Lunch today will be a special treat at the Lodge at Little Bohemia. Little Bohemia is the site of John Dillinger and the Dillinger Gang’s epic shootout with the F.B.I. The windows still have the bullet holes in them from the gun battle that unfolded 80 years ago. The Lodge is known for its great food and drinks since the 1920s. Step back in history at the lodge and remember… Dillinger only left because he had to!!!

Our next stop is Ironwood (we know it’s not Wisconsin but it’s still up north and such an interesting stop), at the Stormy Kromer cap factory. The Stormy Kromer cap was originally produced in Milwaukee and has been very popular with hunters and outdoorsmen since 1919. After repeatedly losing his cap on the wind-whipped locomotive where he worked, George Kromer asked his wife, Ida, to stitch a new-fashioned baseball cap with a higher crown, a pull-down earband to keep it snug, and a soft, cloth visor. Quickly, Stormy’s fellow engineers begged him for their own six-panel caps. In 1919, when the demand for caps outgrew the small operation, Ida and her helpers moved production and averaged 25 to 30 workers. Six decades after starting Stormy Kromer, George’s ill health made it necessary to ‘pass the hat’ and production continues into the 21st century. In 2001, Bob Jacquart purchased Stormy Kromer and relocated it to Ironwood, Michigan. The caps are still made in the USA and still crafted by hand. 2005 saw an addition to the line of caps made, this time for the women. With a new palette of colors and shorter-brimmed version of the original cap, this is a perfectly fitted homage to the woman whose needle and thread sparked the entire enterprise. Time will be allowed to visit the retail store following our tour.

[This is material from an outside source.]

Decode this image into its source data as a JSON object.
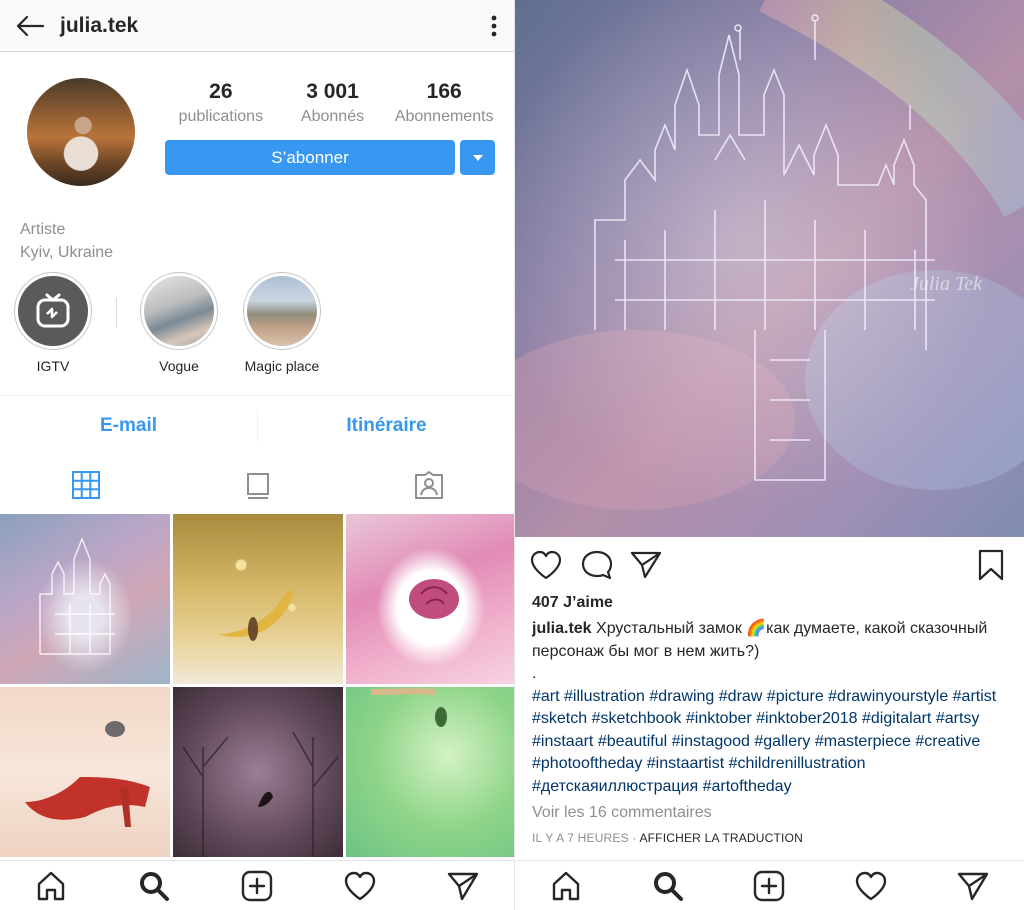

A special stop to end our day will be at the Wisconsin Concrete Park in Phillips. It’s the place we’ve all driven by many times but didn’t take the time to visit. This park is an outdoor museum with 237 embellished concrete and mixed media sculptures built between 1948 and 1964 by Fred Smith, a retired lumberjack and self-taught artist and musician. Installed throughout Smith’s north woods property, the site is a historical panorama of life-size and larger-than-life sculptures depicting people, animals, and events from local, regional and national history, from local lore, and from Smith’s expansive imagination. Concrete will never seem the same after our visit to the Wisconsin Concrete Park.

This is number four in our series of four and we hope you enjoyed every one of them. For those that did join us on all four of our Hello Wisconsin tours, you will be receiving a special gift after this tour.


Tour includes: Deluxe motorcoach transportation, lunch and all admissions and services scheduled.

Departure time from Medford 8:00 a.m.

Approximate return time 6:30 p.m.